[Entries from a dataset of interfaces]
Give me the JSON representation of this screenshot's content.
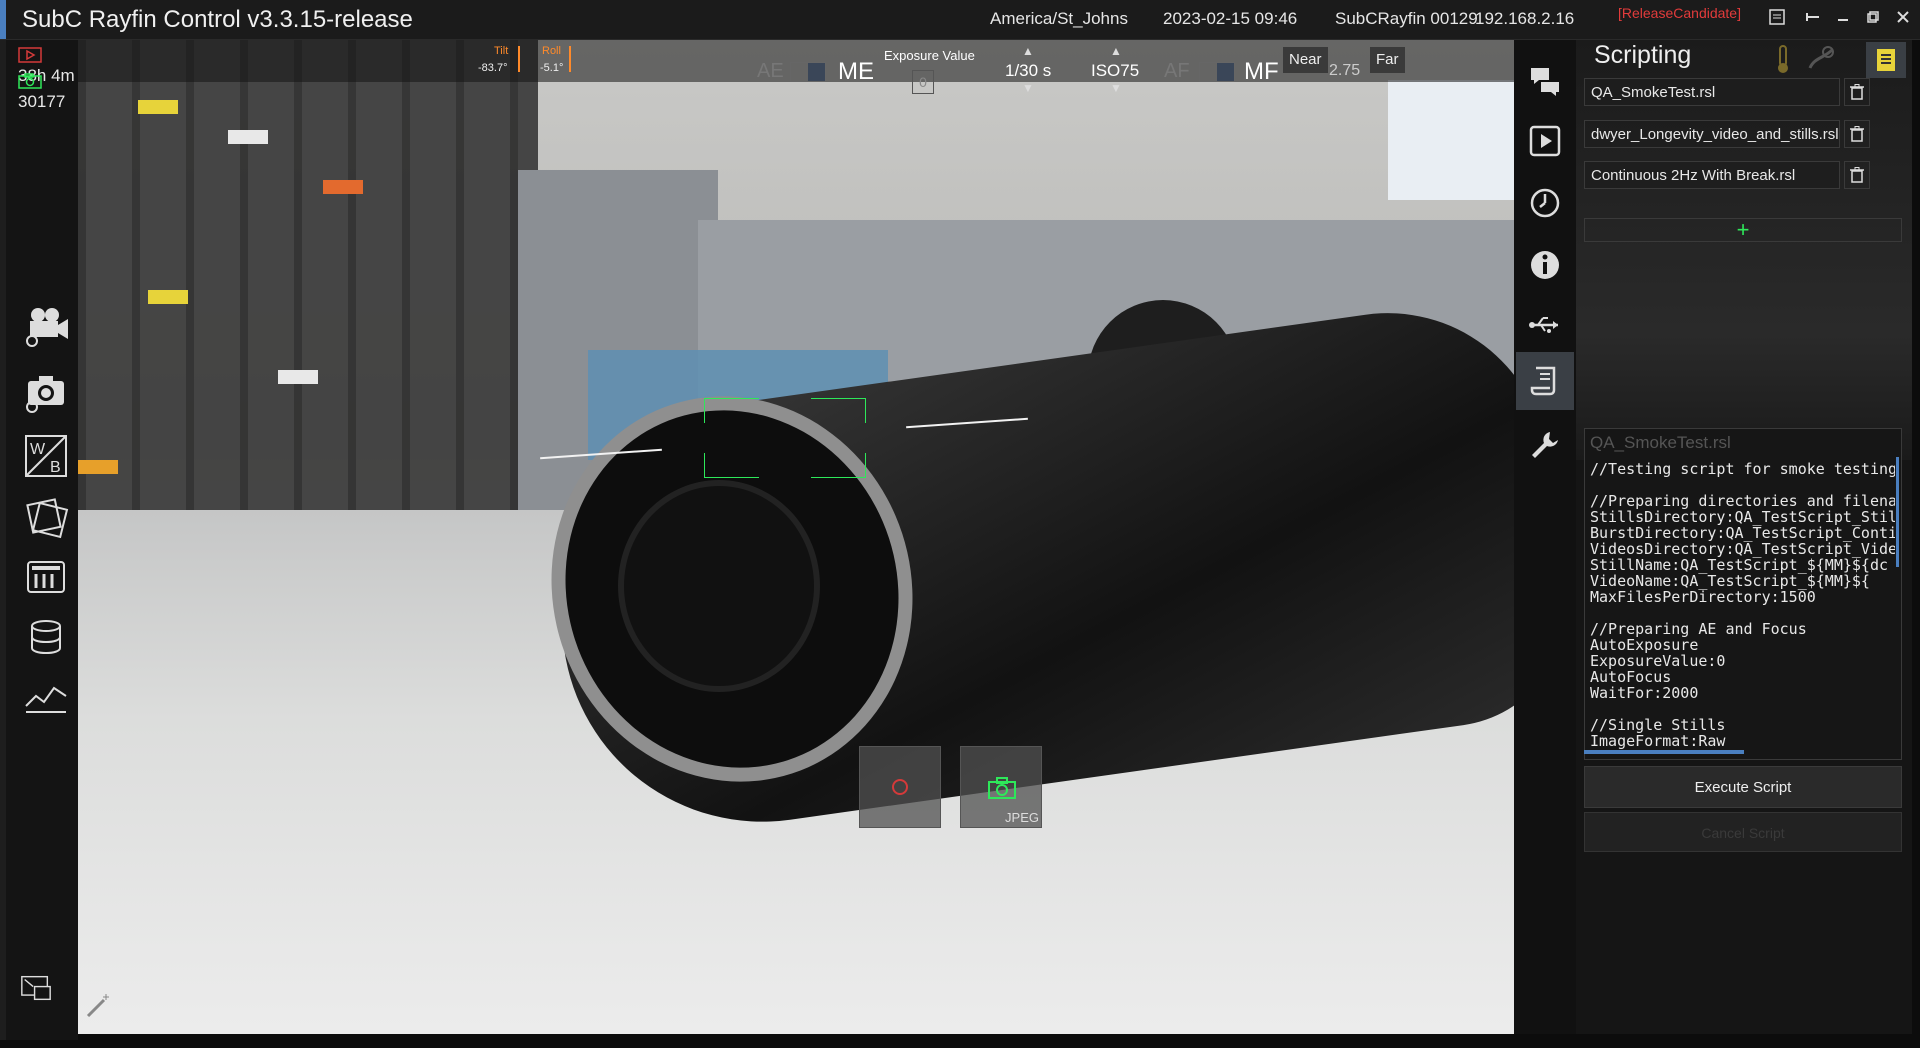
{
  "titlebar": {
    "app_title": "SubC Rayfin Control v3.3.15-release",
    "timezone": "America/St_Johns",
    "datetime": "2023-02-15 09:46",
    "device_name": "SubCRayfin 00129",
    "ip_address": "192.168.2.16",
    "release_tag": "[ReleaseCandidate]"
  },
  "stats": {
    "recording_time": "38h 4m",
    "photo_count": "30177"
  },
  "camera_controls": {
    "tilt_label": "Tilt",
    "tilt_value": "-83.7°",
    "roll_label": "Roll",
    "roll_value": "-5.1°",
    "ae_label": "AE",
    "me_label": "ME",
    "exposure_value_label": "Exposure Value",
    "exposure_value": "0",
    "shutter": "1/30 s",
    "iso": "ISO75",
    "af_label": "AF",
    "mf_label": "MF",
    "near_label": "Near",
    "focus_value": "2.75",
    "far_label": "Far"
  },
  "capture": {
    "format_label": "JPEG"
  },
  "scripting": {
    "title": "Scripting",
    "scripts": [
      {
        "name": "QA_SmokeTest.rsl"
      },
      {
        "name": "dwyer_Longevity_video_and_stills.rsl"
      },
      {
        "name": "Continuous 2Hz With Break.rsl"
      }
    ],
    "add_label": "+",
    "editor_title": "QA_SmokeTest.rsl",
    "editor_code": "//Testing script for smoke testing ma\n\n//Preparing directories and filenames\nStillsDirectory:QA_TestScript_Stills_$\nBurstDirectory:QA_TestScript_Contin\nVideosDirectory:QA_TestScript_Videc\nStillName:QA_TestScript_${MM}${dc\nVideoName:QA_TestScript_${MM}${\nMaxFilesPerDirectory:1500\n\n//Preparing AE and Focus\nAutoExposure\nExposureValue:0\nAutoFocus\nWaitFor:2000\n\n//Single Stills\nImageFormat:Raw",
    "execute_label": "Execute Script",
    "cancel_label": "Cancel Script"
  },
  "colors": {
    "accent_blue": "#4a7fc0",
    "focus_green": "#2ee85a",
    "warning_red": "#e23b3b",
    "tilt_orange": "#ff8a2a"
  }
}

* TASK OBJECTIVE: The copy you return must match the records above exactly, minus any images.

* FINISHED EXERCISE:
Give me the JSON representation of this screenshot's content.
{
  "titlebar": {
    "app_title": "SubC Rayfin Control v3.3.15-release",
    "timezone": "America/St_Johns",
    "datetime": "2023-02-15 09:46",
    "device_name": "SubCRayfin 00129",
    "ip_address": "192.168.2.16",
    "release_tag": "[ReleaseCandidate]"
  },
  "stats": {
    "recording_time": "38h 4m",
    "photo_count": "30177"
  },
  "camera_controls": {
    "tilt_label": "Tilt",
    "tilt_value": "-83.7°",
    "roll_label": "Roll",
    "roll_value": "-5.1°",
    "ae_label": "AE",
    "me_label": "ME",
    "exposure_value_label": "Exposure Value",
    "exposure_value": "0",
    "shutter": "1/30 s",
    "iso": "ISO75",
    "af_label": "AF",
    "mf_label": "MF",
    "near_label": "Near",
    "focus_value": "2.75",
    "far_label": "Far"
  },
  "capture": {
    "format_label": "JPEG"
  },
  "scripting": {
    "title": "Scripting",
    "scripts": [
      {
        "name": "QA_SmokeTest.rsl"
      },
      {
        "name": "dwyer_Longevity_video_and_stills.rsl"
      },
      {
        "name": "Continuous 2Hz With Break.rsl"
      }
    ],
    "add_label": "+",
    "editor_title": "QA_SmokeTest.rsl",
    "editor_code": "//Testing script for smoke testing ma\n\n//Preparing directories and filenames\nStillsDirectory:QA_TestScript_Stills_$\nBurstDirectory:QA_TestScript_Contin\nVideosDirectory:QA_TestScript_Videc\nStillName:QA_TestScript_${MM}${dc\nVideoName:QA_TestScript_${MM}${\nMaxFilesPerDirectory:1500\n\n//Preparing AE and Focus\nAutoExposure\nExposureValue:0\nAutoFocus\nWaitFor:2000\n\n//Single Stills\nImageFormat:Raw",
    "execute_label": "Execute Script",
    "cancel_label": "Cancel Script"
  },
  "colors": {
    "accent_blue": "#4a7fc0",
    "focus_green": "#2ee85a",
    "warning_red": "#e23b3b",
    "tilt_orange": "#ff8a2a"
  }
}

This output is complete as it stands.